Perhaps we were all mesmerised by a CG-regenerated Kurt Russell but, ultimately, it is still a tad unsettling to consider how this… this non-J’son individual steals the show. No matter how enjoyable he made both Guardians movies – yes! What we really needed was a space opera starring a groovy fella wielding a Walkman!how…?

How can James Gunn justify fiddling around with a back-story like this?

How can a completely different Marvel character be presented in J’son’s stead?!

Are such revisionary tactics acceptable…?! 

Approaching halfway through this year and does Mr. Gunn respond to ANY of my e-mails?!

Does he fairy cakes…

Theoretically, one would be… quite flattered if another writer attempted to create their own Fartlighter Bradventure. 

Yeah-es, buh-ut…

Kill off any member of Brad Company via something as wretched as a brain tumour… uff, that’d be REALLY PUSHIN’ it, fella… 

Honestly, on some occasions, my viewing of the first film has begun by skipping to the point where distraught Peter is whisked off the hospital grounds in Yondu’s ship…

Not only is the opening scene JUST WRONG, but tonally too bleak to connect concisely with the otherwise frivolous nature of what follows…

And 10CC’s I’m Not In Love is my FAVE track on Awesome Mixtape Vol 1 – goldarn it!!

So… (catch yer breath ya ol’Brit loon, fercake’ssake…) after two Guardians movies, it seems an injustice that Miss Quill’s extraordinary story has not been sufficiently told on the big screen… 

Still, thanks to the wonders of Bronze Age comics – it’s out there (if you can find it). 

She enriched her life trying to save J’son; 

she sacrificed her life trying to save Peter… 

This is for Meredith…

“I just don’t like the character [J’son] very much.

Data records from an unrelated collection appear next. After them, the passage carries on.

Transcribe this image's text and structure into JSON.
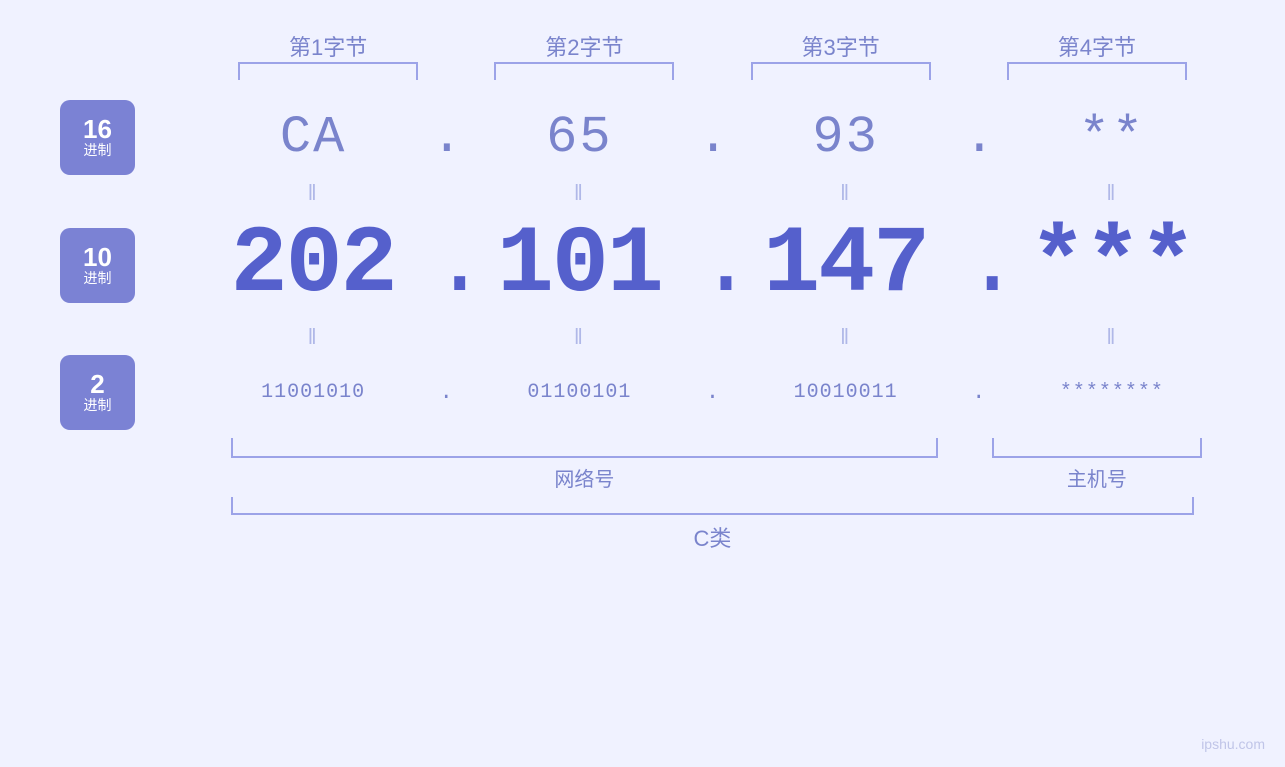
{
  "headers": {
    "col1": "第1字节",
    "col2": "第2字节",
    "col3": "第3字节",
    "col4": "第4字节"
  },
  "rows": {
    "hex": {
      "label_num": "16",
      "label_unit": "进制",
      "v1": "CA",
      "v2": "65",
      "v3": "93",
      "v4": "**"
    },
    "dec": {
      "label_num": "10",
      "label_unit": "进制",
      "v1": "202",
      "v2": "101",
      "v3": "147",
      "v4": "***"
    },
    "bin": {
      "label_num": "2",
      "label_unit": "进制",
      "v1": "11001010",
      "v2": "01100101",
      "v3": "10010011",
      "v4": "********"
    }
  },
  "labels": {
    "network": "网络号",
    "host": "主机号",
    "class": "C类"
  },
  "watermark": "ipshu.com",
  "dot": "."
}
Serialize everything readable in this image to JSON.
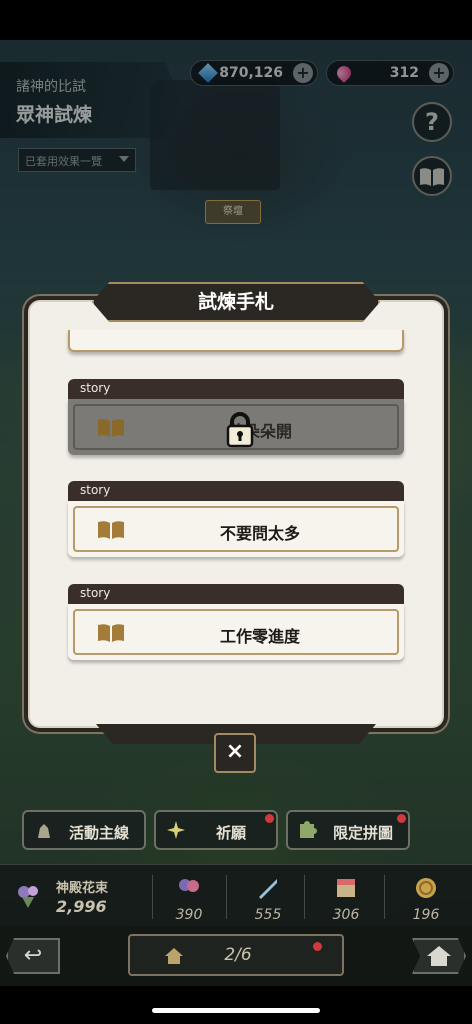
{
  "header": {
    "location_subtitle": "諸神的比試",
    "location_title": "眾神試煉",
    "effects_dropdown": "已套用效果一覽",
    "center_sign": "祭壇"
  },
  "currencies": [
    {
      "name": "gem",
      "amount": "870,126",
      "plus": "+"
    },
    {
      "name": "ruby",
      "amount": "312",
      "plus": "+"
    }
  ],
  "side_buttons": {
    "help_symbol": "?"
  },
  "modal": {
    "title": "試煉手札",
    "close_symbol": "×",
    "stories": [
      {
        "tag": "story",
        "label": "花朵朵開",
        "locked": true
      },
      {
        "tag": "story",
        "label": "不要問太多",
        "locked": false
      },
      {
        "tag": "story",
        "label": "工作零進度",
        "locked": false
      }
    ]
  },
  "actions": [
    {
      "label": "活動主線"
    },
    {
      "label": "祈願"
    },
    {
      "label": "限定拼圖"
    }
  ],
  "resources": {
    "main_label": "神殿花束",
    "main_value": "2,996",
    "items": [
      {
        "icon": "flower-bundle-icon",
        "value": "390"
      },
      {
        "icon": "sword-icon",
        "value": "555"
      },
      {
        "icon": "chest-icon",
        "value": "306"
      },
      {
        "icon": "coin-icon",
        "value": "196"
      }
    ]
  },
  "nav": {
    "page": "2/6",
    "back_symbol": "↩"
  },
  "colors": {
    "modal_bg": "#f2efe8",
    "card_border": "#b59a6a",
    "tag_bg": "#3a2e2a",
    "locked_bg": "#7c7a76",
    "frame_gold": "#a18b63",
    "notify_red": "#d13a3a"
  }
}
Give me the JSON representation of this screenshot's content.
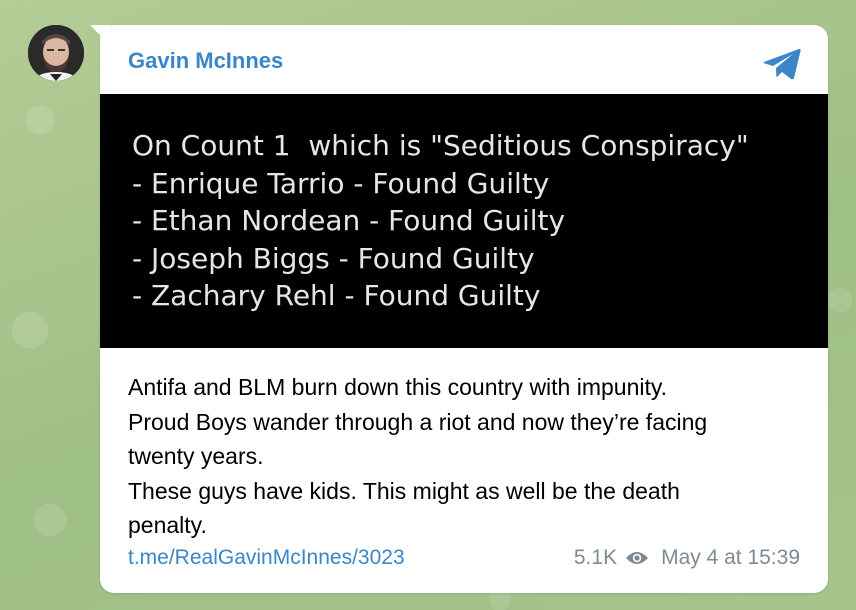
{
  "channel": {
    "name": "Gavin McInnes"
  },
  "post": {
    "image_text": [
      "On Count 1  which is \"Seditious Conspiracy\"",
      "- Enrique Tarrio - Found Guilty",
      "- Ethan Nordean - Found Guilty",
      "- Joseph Biggs - Found Guilty",
      "- Zachary Rehl - Found Guilty"
    ],
    "caption_lines": [
      "Antifa and BLM burn down this country with impunity.",
      "Proud Boys wander through a riot and now they’re facing",
      "twenty years.",
      "These guys have kids. This might as well be the death",
      "penalty."
    ],
    "link": "t.me/RealGavinMcInnes/3023",
    "views": "5.1K",
    "date": "May 4 at 15:39"
  },
  "icons": {
    "share": "telegram-plane-icon",
    "views": "eye-icon"
  },
  "colors": {
    "accent": "#3a86c8",
    "meta": "#7d8a94",
    "background": "#a9c48d"
  }
}
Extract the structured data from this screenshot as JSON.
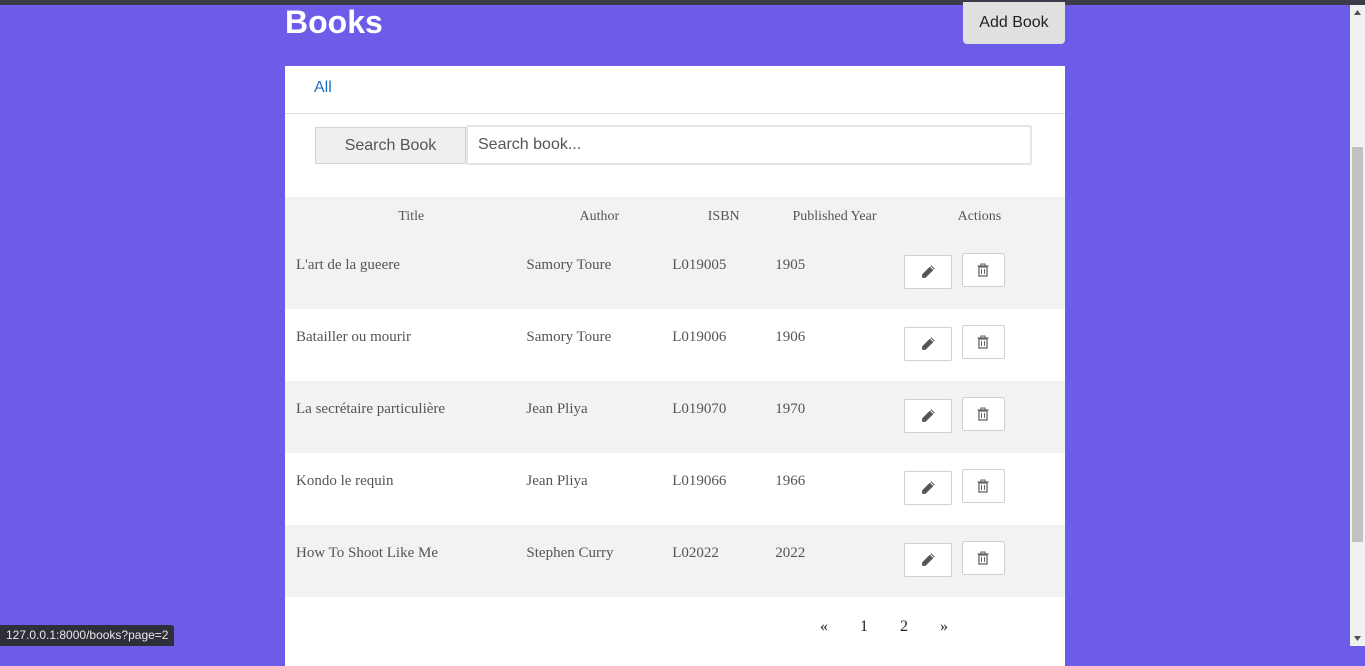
{
  "page": {
    "title": "Books",
    "add_button_label": "Add Book"
  },
  "tabs": [
    {
      "label": "All"
    }
  ],
  "search": {
    "button_label": "Search Book",
    "placeholder": "Search book..."
  },
  "table": {
    "headers": [
      "Title",
      "Author",
      "ISBN",
      "Published Year",
      "Actions"
    ],
    "rows": [
      {
        "title": "L'art de la gueere",
        "author": "Samory Toure",
        "isbn": "L019005",
        "year": "1905"
      },
      {
        "title": "Batailler ou mourir",
        "author": "Samory Toure",
        "isbn": "L019006",
        "year": "1906"
      },
      {
        "title": "La secrétaire particulière",
        "author": "Jean Pliya",
        "isbn": "L019070",
        "year": "1970"
      },
      {
        "title": "Kondo le requin",
        "author": "Jean Pliya",
        "isbn": "L019066",
        "year": "1966"
      },
      {
        "title": "How To Shoot Like Me",
        "author": "Stephen Curry",
        "isbn": "L02022",
        "year": "2022"
      }
    ]
  },
  "pagination": {
    "prev": "«",
    "pages": [
      "1",
      "2"
    ],
    "next": "»"
  },
  "status_bar": {
    "url": "127.0.0.1:8000/books?page=2"
  },
  "colors": {
    "background": "#6c5ce7",
    "link": "#1a6fc2"
  }
}
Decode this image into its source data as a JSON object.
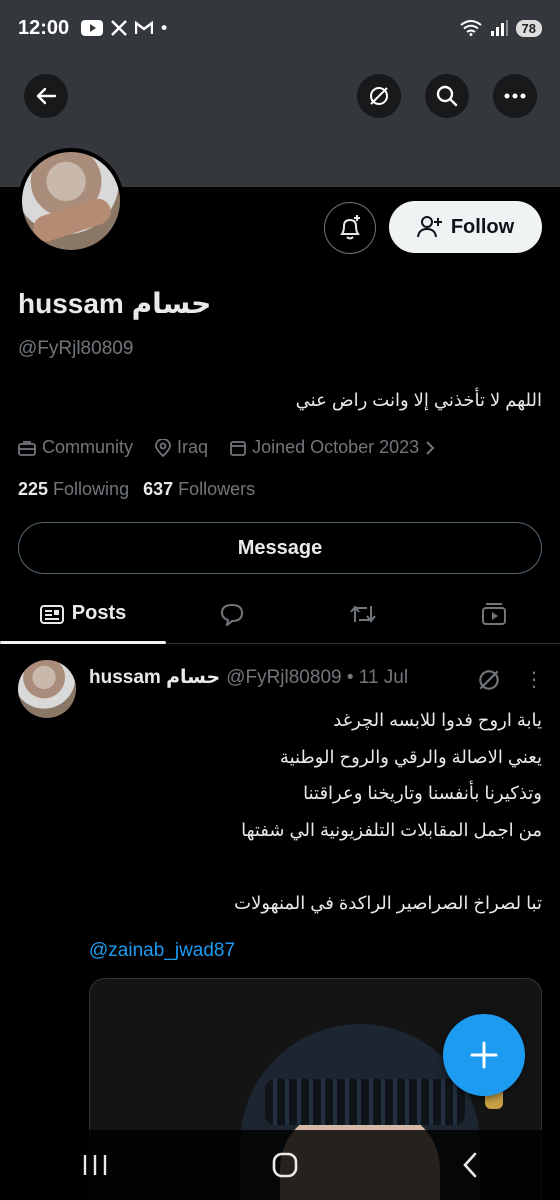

I also thought it was too much like a Star Wars thing because of the royalty and all of that…” – James Gunn.